The proceedings involve the largest pay-TV operators active in countries which represent the most important European pay-TV markets: BSkyB in the UK, Sky Italia in Italy, Canal+ in France, Sky Deutschland in Germany and DTS (operating under the Canal Plus brand) in Spain.
The film studios involved are Twentieth Century Fox, Warner Bros., Sony, NBCUniversal and Paramount.
The investigation examine the restrictions in agreements between film studios and pay-TV broadcasters that grant "absolute territorial exclusivity" to these broadcasters. Such provisions ensure that the films licensed by the US studios are shown exclusively in the Europe where each broadcaster operates via satellite and the internet. They prevent access by subscribers who are located outside the licensed territory.
"We are not calling into question the possibility to grant licenses on a territorial basis, or trying to oblige studios to sell rights on a pan-European basis," said Joaquin ALMUNIA Vice President of the European Commission responsible for Competition Policy. "Rather, our investigation will focus on restrictions that prevent the selling of the content in response to unsolicited requests from viewers located in other Member States - the so-called "passive sales" - or to existing subscribers who move or travel abroad."
For instance, if you subscribe to a Pay TV service in Germany and you go to Italy for holidays, you may not be able to view the films offered by that service from your laptop during your holidays.
Such provisions might constitute an infringement of EU antitrust rules, which prohibit anticompetitive agreements.

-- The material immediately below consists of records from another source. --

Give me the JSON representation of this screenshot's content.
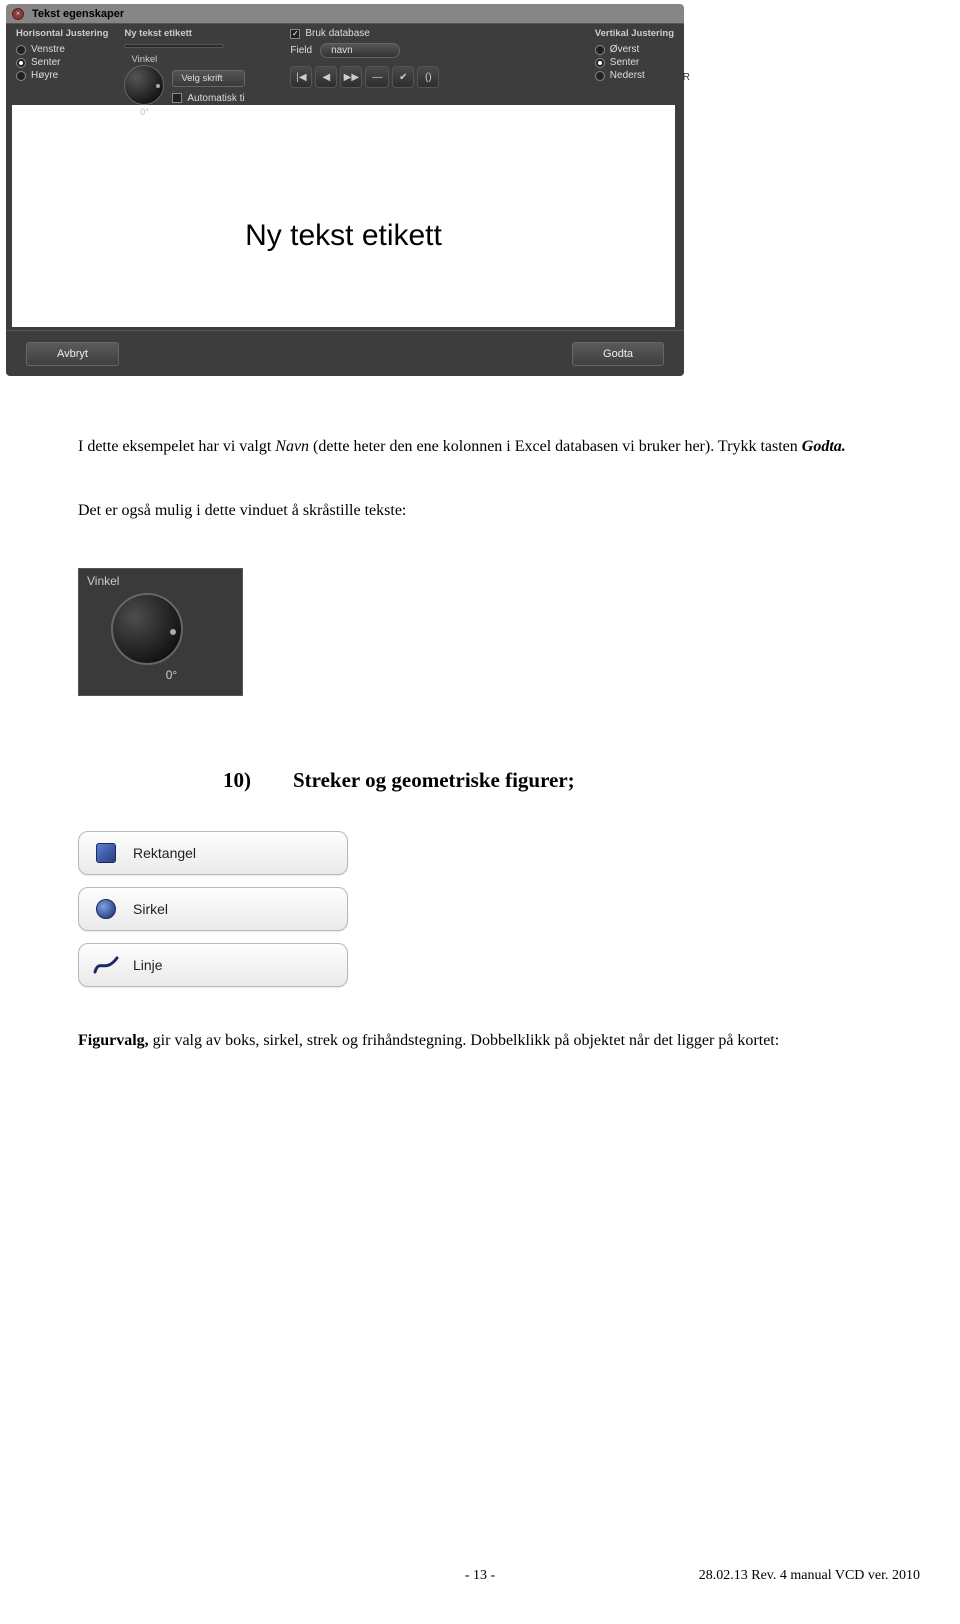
{
  "dialog1": {
    "title": "Tekst egenskaper",
    "horizJustHeader": "Horisontal Justering",
    "horizOptions": [
      "Venstre",
      "Senter",
      "Høyre"
    ],
    "newLabelHeader": "Ny tekst etikett",
    "vinkelHeader": "Vinkel",
    "vinkelValue": "0°",
    "velgSkrift": "Velg skrift",
    "autoText": "Automatisk ti",
    "useDb": "Bruk database",
    "fieldLabel": "Field",
    "fieldValue": "navn",
    "vertJustHeader": "Vertikal Justering",
    "vertOptions": [
      "Øverst",
      "Senter",
      "Nederst"
    ],
    "canvasText": "Ny tekst etikett",
    "cancel": "Avbryt",
    "accept": "Godta"
  },
  "sideRight": "R",
  "para1_a": "I dette eksempelet har vi valgt ",
  "para1_b": "Navn",
  "para1_c": " (dette heter den ene kolonnen i Excel databasen vi bruker her). Trykk tasten ",
  "para1_d": "Godta.",
  "para2": "Det er også mulig i dette vinduet å skråstille tekste:",
  "dialog2": {
    "label": "Vinkel",
    "value": "0°"
  },
  "heading": {
    "num": "10)",
    "text": "Streker og geometriske figurer;"
  },
  "buttons": {
    "rect": "Rektangel",
    "circ": "Sirkel",
    "line": "Linje"
  },
  "para3_a": "Figurvalg,",
  "para3_b": " gir valg av boks, sirkel, strek og frihåndstegning. Dobbelklikk på objektet når det ligger på kortet:",
  "footer": {
    "pageNum": "- 13 -",
    "rev": "28.02.13  Rev. 4 manual VCD ver. 2010"
  }
}
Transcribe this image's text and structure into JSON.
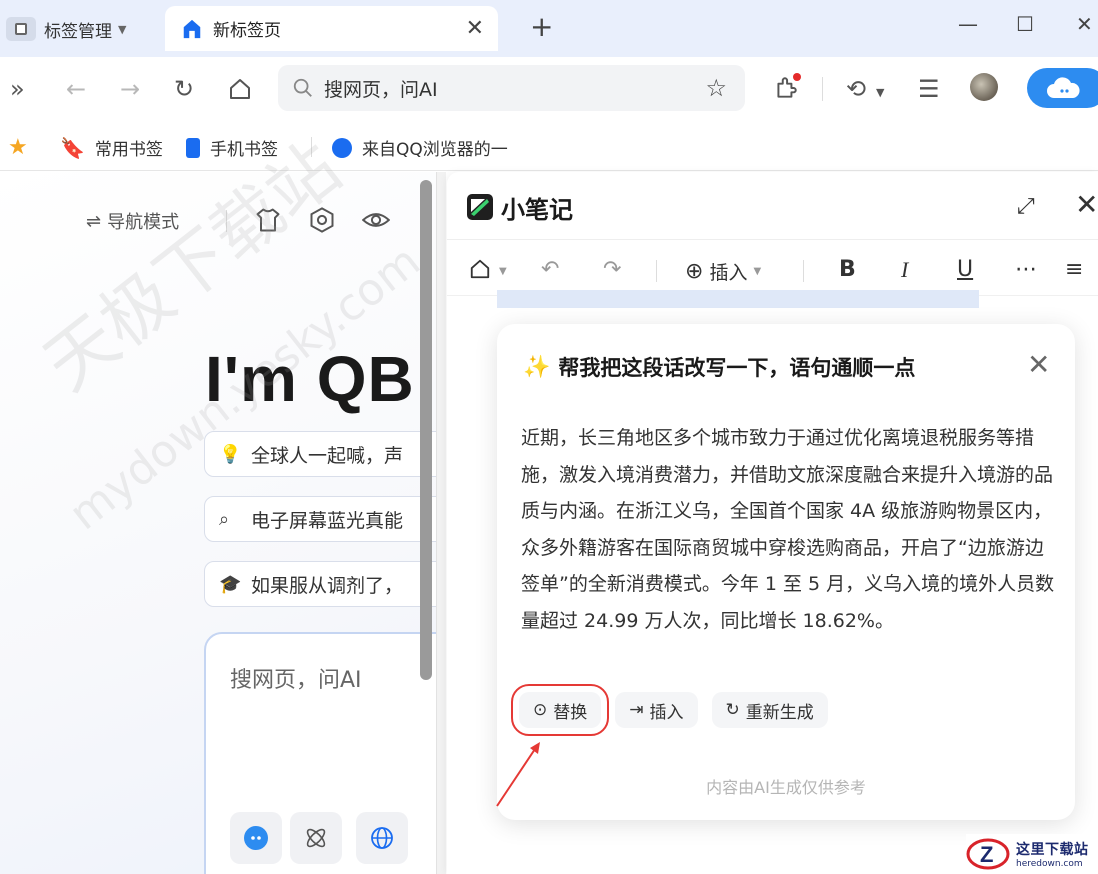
{
  "tabs": {
    "group_label": "标签管理",
    "active_label": "新标签页"
  },
  "toolbar": {
    "search_placeholder": "搜网页，问AI"
  },
  "bookmarks": [
    {
      "label": "常用书签"
    },
    {
      "label": "手机书签"
    },
    {
      "label": "来自QQ浏览器的一"
    }
  ],
  "left_page": {
    "nav_mode_label": "导航模式",
    "title": "I'm QB",
    "suggestions": [
      {
        "icon": "lightbulb-icon",
        "text": "全球人一起喊，声"
      },
      {
        "icon": "search-icon",
        "text": "电子屏幕蓝光真能"
      },
      {
        "icon": "graduation-cap-icon",
        "text": "如果服从调剂了，"
      }
    ],
    "input_placeholder": "搜网页，问AI"
  },
  "notes_panel": {
    "title": "小笔记",
    "insert_label": "插入"
  },
  "ai_card": {
    "title": "帮我把这段话改写一下，语句通顺一点",
    "body": "近期，长三角地区多个城市致力于通过优化离境退税服务等措施，激发入境消费潜力，并借助文旅深度融合来提升入境游的品质与内涵。在浙江义乌，全国首个国家 4A 级旅游购物景区内，众多外籍游客在国际商贸城中穿梭选购商品，开启了“边旅游边签单”的全新消费模式。今年 1 至 5 月，义乌入境的境外人员数量超过 24.99 万人次，同比增长 18.62%。",
    "actions": {
      "replace": "替换",
      "insert": "插入",
      "regenerate": "重新生成"
    },
    "footer": "内容由AI生成仅供参考"
  },
  "watermark": {
    "cn": "天极下载站",
    "en": "mydown.yesky.com"
  },
  "site_logo": {
    "cn": "这里下载站",
    "en": "heredown.com"
  },
  "colors": {
    "accent": "#2d8cf0",
    "highlight_box": "#e53935",
    "tabbar_bg": "#e9effc"
  }
}
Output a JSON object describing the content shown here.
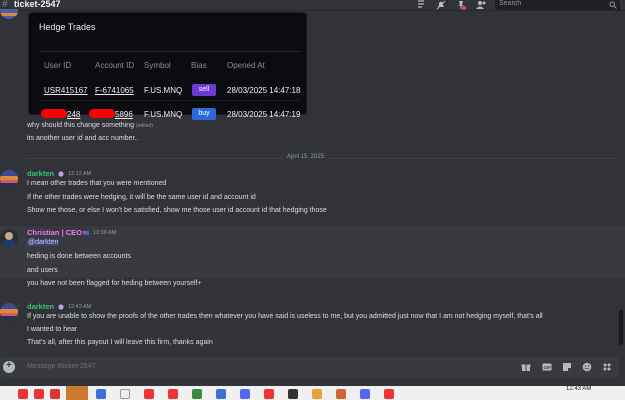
{
  "header": {
    "channel": "ticket-2547",
    "search_placeholder": "Search"
  },
  "trades_image": {
    "title": "Hedge Trades",
    "columns": [
      "User ID",
      "Account ID",
      "Symbol",
      "Bias",
      "Opened At"
    ],
    "rows": [
      {
        "user_id": "USR415167",
        "account_id": "F-6741065",
        "symbol": "F.US.MNQ",
        "bias": "sell",
        "opened_at": "28/03/2025 14:47:18"
      },
      {
        "user_id": "248",
        "account_id": "5896",
        "symbol": "F.US.MNQ",
        "bias": "buy",
        "opened_at": "28/03/2025 14:47:19"
      }
    ],
    "colors": {
      "sell": "#6c3bd1",
      "buy": "#2a6ad6",
      "redaction": "#ff0000"
    }
  },
  "messages_top": [
    {
      "text": "why should this change something",
      "edited": "(edited)"
    },
    {
      "text": "its another user id and acc number.."
    }
  ],
  "date_divider": "April 15, 2025",
  "groups": [
    {
      "author": "darkten",
      "author_color": "#2dc770",
      "time": "12:12 AM",
      "lines": [
        "I mean other trades that you were mentioned",
        "If the other trades were hedging, it will be the same user id and account id",
        "Show me those, or else I won't be satisfied, show me those user id account id that hedging those"
      ]
    },
    {
      "author": "Christian | CEO",
      "author_color": "#e879f9",
      "time": "12:39 AM",
      "mention": "@darkten",
      "lines": [
        "heding is done between accounts",
        "and users",
        "you have not been flagged for heding between yourself+"
      ]
    },
    {
      "author": "darkten",
      "author_color": "#2dc770",
      "time": "12:43 AM",
      "lines": [
        "If you are unable to show the proofs of the other trades then whatever you have said is useless to me, but you admitted just now that I am not hedging myself, that's all",
        "I wanted to hear",
        "That's all, after this payout I will leave this firm, thanks again"
      ]
    }
  ],
  "composer": {
    "placeholder": "Message #ticket-2547"
  },
  "taskbar": {
    "time": "12:43 AM"
  }
}
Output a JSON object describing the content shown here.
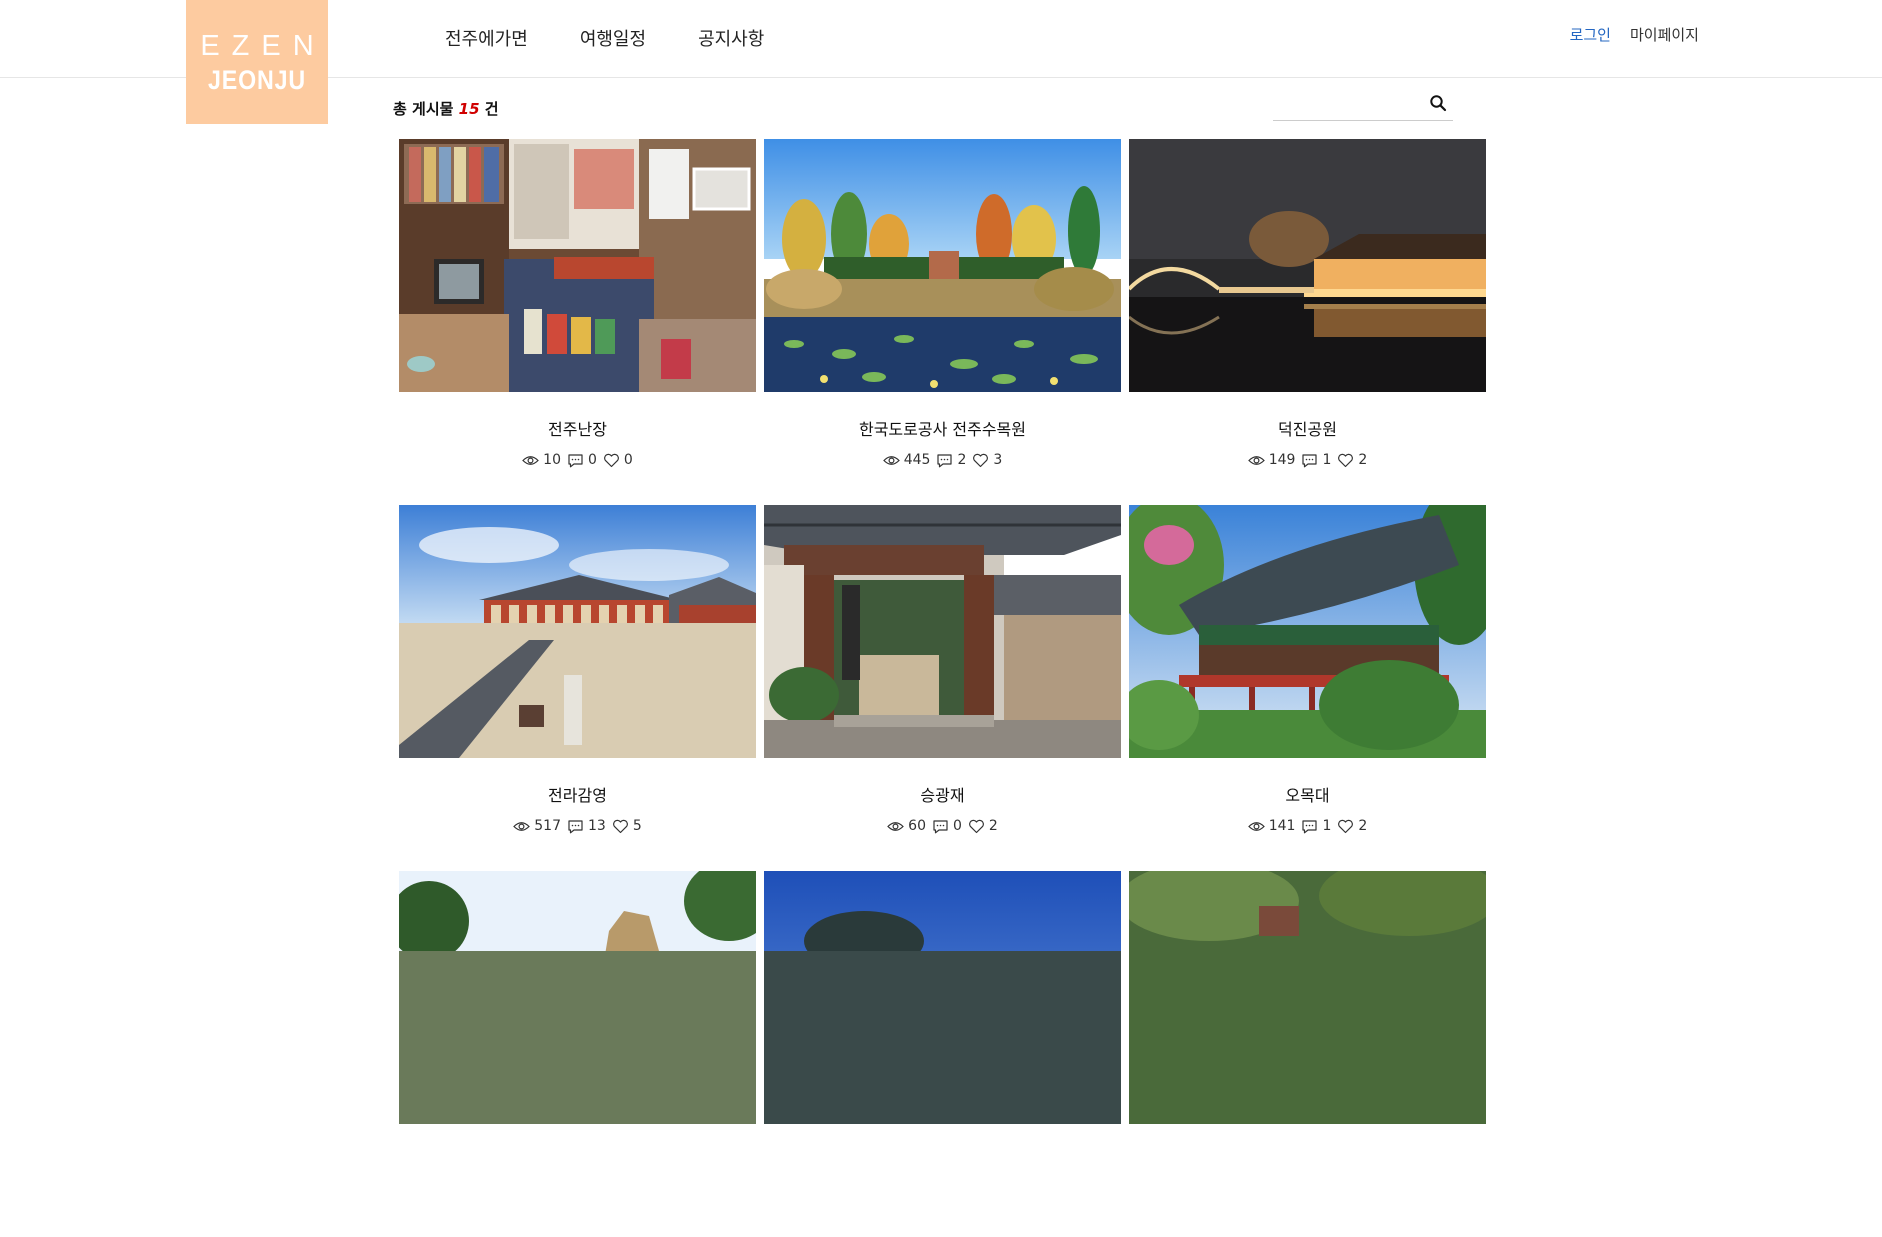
{
  "logo": {
    "line1": "EZEN",
    "line2": "JEONJU"
  },
  "nav": {
    "items": [
      "전주에가면",
      "여행일정",
      "공지사항"
    ]
  },
  "util": {
    "login": "로그인",
    "mypage": "마이페이지"
  },
  "count": {
    "prefix": "총 게시물",
    "number": "15",
    "suffix": "건"
  },
  "search": {
    "placeholder": "",
    "icon": "search-icon"
  },
  "posts": [
    {
      "title": "전주난장",
      "views": "10",
      "comments": "0",
      "likes": "0"
    },
    {
      "title": "한국도로공사 전주수목원",
      "views": "445",
      "comments": "2",
      "likes": "3"
    },
    {
      "title": "덕진공원",
      "views": "149",
      "comments": "1",
      "likes": "2"
    },
    {
      "title": "전라감영",
      "views": "517",
      "comments": "13",
      "likes": "5"
    },
    {
      "title": "승광재",
      "views": "60",
      "comments": "0",
      "likes": "2"
    },
    {
      "title": "오목대",
      "views": "141",
      "comments": "1",
      "likes": "2"
    },
    {
      "title": "",
      "views": "",
      "comments": "",
      "likes": ""
    },
    {
      "title": "",
      "views": "",
      "comments": "",
      "likes": ""
    },
    {
      "title": "",
      "views": "",
      "comments": "",
      "likes": ""
    }
  ],
  "colors": {
    "logo_bg": "#fdcba0",
    "login": "#2467c2",
    "count_num": "#d00000"
  }
}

The European Court of Justice, in a judgment concerning the satellite broadcasting of football matches, has ruled that absolute territorial exclusivity given to a broadcaster may be anticompetitive if it eliminates all competition between broadcasters and leads to a partitioning of the Single Market along national borders.